Setting a cop show in the ‘80s also presents challenges in that there was a certain lack of technology then that exists today. “Yeah, no one has a cellphone and computers weren’t really being used yet,” says Baigelman, but, he adds that the lack of tech is one of the reasons he was drawn to this time period. “This was a time when cops had to do real hard, ‘on-the-street,’ police work, unaided by all of the things that we have today like smartphones and databases and things like that. In fact, there’s a scene where a cop has to use a pay phone and it’s a rotary phone and it just seems to take so long for him to dial that phone.” Baigelman laughs a little as he says, “That felt pretty tense right there.”

Admitting that there have been a lot of serial killer shows recently, Baigelman remarks, “I came into this thinking very clearly that I didn’t want it to be ‘ who dunnit,’ but a ‘why dunnit.’ Clarifying this he says, “We’re following a lot of different sides of this world.  We’re inside the killers’ lives as much as in the cops and reporters lives because I wanted to look at what makes people alike more than what makes them different. I had a real desire to create a couple that are an unusual team but show them as humanly as possible. This idea that people are monsters because of what they do is not something I adhere to. It makes us feel comfortable with ourselves when we think they’re monsters and we’re not. But, what you’re seeing here is Kent and Betty falling in love, looking for connection and trying to build a family and that’s something that’s not unique at all. Everyone one wants connections like that.”
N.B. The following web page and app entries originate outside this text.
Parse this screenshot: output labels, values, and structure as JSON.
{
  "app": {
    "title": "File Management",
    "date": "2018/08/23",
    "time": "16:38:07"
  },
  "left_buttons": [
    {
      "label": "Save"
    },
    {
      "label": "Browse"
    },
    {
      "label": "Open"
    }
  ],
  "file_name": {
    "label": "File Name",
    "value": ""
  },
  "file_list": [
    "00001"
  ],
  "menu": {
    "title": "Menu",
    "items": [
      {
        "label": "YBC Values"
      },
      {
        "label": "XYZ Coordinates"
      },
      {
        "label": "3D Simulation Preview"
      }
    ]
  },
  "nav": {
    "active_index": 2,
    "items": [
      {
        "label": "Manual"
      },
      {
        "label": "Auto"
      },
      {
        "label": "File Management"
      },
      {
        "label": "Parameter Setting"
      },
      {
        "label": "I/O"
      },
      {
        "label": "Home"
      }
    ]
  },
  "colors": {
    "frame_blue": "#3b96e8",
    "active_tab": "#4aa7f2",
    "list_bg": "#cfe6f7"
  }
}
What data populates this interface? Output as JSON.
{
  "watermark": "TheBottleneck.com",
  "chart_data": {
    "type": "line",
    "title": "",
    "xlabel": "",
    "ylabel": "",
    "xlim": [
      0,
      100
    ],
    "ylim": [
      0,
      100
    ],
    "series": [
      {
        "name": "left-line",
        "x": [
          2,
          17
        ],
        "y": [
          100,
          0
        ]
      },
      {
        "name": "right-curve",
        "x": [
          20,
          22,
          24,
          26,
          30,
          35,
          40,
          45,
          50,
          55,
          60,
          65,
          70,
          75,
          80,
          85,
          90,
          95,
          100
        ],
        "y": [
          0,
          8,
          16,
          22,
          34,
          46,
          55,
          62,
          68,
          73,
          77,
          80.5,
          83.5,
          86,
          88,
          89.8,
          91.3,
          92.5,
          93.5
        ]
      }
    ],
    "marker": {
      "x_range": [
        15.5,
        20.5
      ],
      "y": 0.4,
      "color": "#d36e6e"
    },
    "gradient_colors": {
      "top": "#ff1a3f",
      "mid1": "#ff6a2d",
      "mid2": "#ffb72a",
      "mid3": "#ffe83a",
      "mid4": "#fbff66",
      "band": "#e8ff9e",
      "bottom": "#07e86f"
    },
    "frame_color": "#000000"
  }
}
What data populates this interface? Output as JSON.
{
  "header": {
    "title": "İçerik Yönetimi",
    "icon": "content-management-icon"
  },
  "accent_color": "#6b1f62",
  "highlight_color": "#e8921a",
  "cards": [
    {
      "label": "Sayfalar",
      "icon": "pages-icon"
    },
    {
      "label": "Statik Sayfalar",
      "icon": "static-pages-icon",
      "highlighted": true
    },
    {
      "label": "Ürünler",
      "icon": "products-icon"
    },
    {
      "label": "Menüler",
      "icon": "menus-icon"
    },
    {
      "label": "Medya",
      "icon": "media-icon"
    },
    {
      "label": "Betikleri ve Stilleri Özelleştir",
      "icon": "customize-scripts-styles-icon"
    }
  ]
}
Balancing the beats of each storyline was an interesting task admits Baigelman. “There are a lot of characters and a lot of story but it all really revolves around Kent. He’s the one stepping into the spotlight and drawing everyone into his web. Given that, we worked really hard to have the stories intertwine in very surprising, yet logical, ways.”

Baigelman knows that his series is yet another debuting at a time when TV is extremely crowded, to which he says, “Any words I would use to get people to watch –  like sexy, rock ‘n’ roll, a world with something we haven’t seen before – are all probably words or catchphrases that anyone would use, but I do think we’re different from anything on network TV in that I we have some characters that I don’t are think are familiar in storytelling. I created the show and I watch some of our episodes and in strange moments I forget that I’m watching a pair of serial killers. I feel like I’m watching people that I know. Their desires and trials and tribulations remind me of my own, and of people that I know. So, I’m thinking that people should tune in for the sex, drugs, rock ‘n’ roll, and the party of it all, but I then I have a feeling that you’ll stay with this because of the people you’ll see on-screen. They’re not really like anyone you’ve seen before and you’ll be amazed and intrigued when you really think about how you feel about them.”

Wicked City airs Tuesdays at 10pm on ABC.